Fishing: Fishing is available in the pond which was created by the CCC (We are just amazed that they dug the entire pond out by hand!). If you don't have fishing gear or forget to bring it with you, Mission Tejas State Park participates in the Tackle Loaner Program. No fishing license is required for bank fishing inside a Texas State Park.
Geocaching: Mission Tejas State Park is home to 8 geocaches. A few GPS systems are also available for loan from the park headquarters if you are interested. If you would like to learn more about geocaching, take a look at our post "Discover Amazing Places By Geocaching".
Wildflowers in Mission Tejas State Park
New Sapling Pines Growing in the Forest
Birding and Wildlife Viewing: The park is located near the Northern edge of the Davy Crockett National Forest along the Prairies and Pineywoods Wildlife Trail - East. We didn't see a ton of wildlife, likely due to the fact that a large portion of this park is undeveloped. We did see deer, a woodpecker, cardinals and blue jays. The trees here are incredibly tall, so while we could hear the birds, it was often tough to spot them. Even so, it was relaxing to just sit and listen.
Ranger Programs: Mission Tejas State Park offers ranger programs focusing on the nature and history of the area. Check with the Park for current schedules. Guided park tours are also available upon request according the park's website.
Bench by the CCC Hand-Dug Lake
Historic CCC Baths at Mission Tejas
Other Amenities at Mission Tejas State Park:
CCC Structures: Be sure to check out the Mission, the CCC baths, and the park's pond. Of all of the CCC-built parks that we have visited so far, I think this is the first time we have seen where the workers actually bathed. The stone pits were filled with water. One is marked "bathe" and the other "rinse". The fireplace of the park pavilion is original CCC work, though the original pavilion itself has been replaced. And though the fire tower no longer exists, the park tells an interesting history of this and similar towers in the area where the base still sits. As you walk the trails, also keep an eye out for original trail steps placed here by the CCC.
Playground: Located near the park's pond and the Water Only Tent Camping sites, the playground is shaded by the forest and has nearby picnic tables and parking.
Forest! This is a PHENOMENAL place to camp during the Summer!
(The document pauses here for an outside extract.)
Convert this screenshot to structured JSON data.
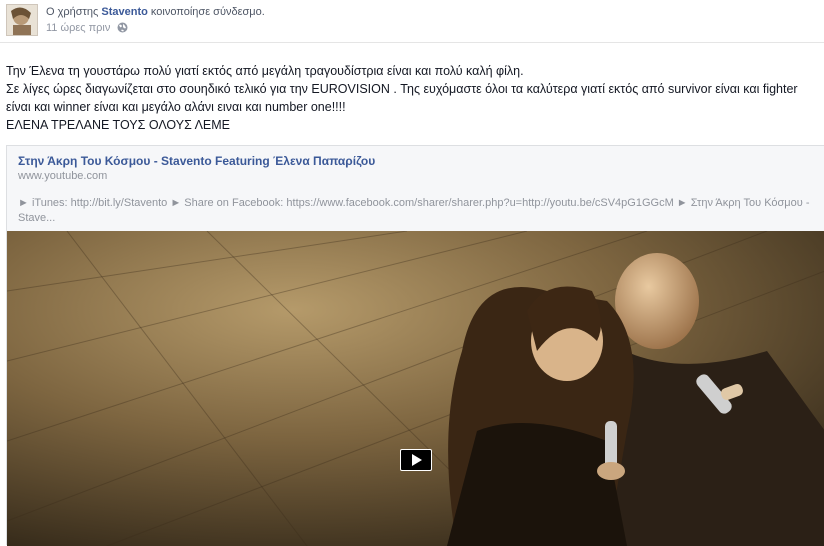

Thanks to the work of the CCC and the Forest Service, the entire park is incredibly shaded. We stayed here for 4 days in June and never put on sunblock! (and trust me, we are people who wear sunblock!). Most of the trails are shaded, as is the pond for fishing. Don't be afraid to visit during the summer.
Mission Tejas State Park Information:
Year Opened: 1935
Discount Passes Accepted: Texas State Parks Pass
CCC Park? Yes! Visit the replica of Mission San Francisco de Los Tejas and the CCC baths.
Park Store? Souvenirs.
Lodging Options at Mission Tejas State Park: Tent Camping, Small RV Camping, Primitive Group Camping
Mission Tejas State Park Reviews: Campendium, RV Park Reviews, RV Parky, TripAdvisor, Yelp, Google Reviews
Amenities: CCC history, replica of the 1st Spanish Mission in Texas, bank fishing, access to historic El Camino Real, geocaching, hiking, biking, wildlife viewing, nature trails
Operated By: Texas Parks and Wildlife
Region: East Texas Pineywoods
Nearest Towns: Weches TX (1 mile), Alto TX (13 miles), Ratcliff TX (14 miles), Kennard TX (17 miles), Crockett TX (22 miles)
View Mission Tejas State Park Map
Weather at Mission Tejas State Park
Tags: Texas State Parks, East Texas, CCC Parks, Texas History
Disclaimer: These details are accurate to to the best of our knowledge. We try our best to provide accurate information, but we are human and sometimes details change. Please check with the park directly to confirm current information.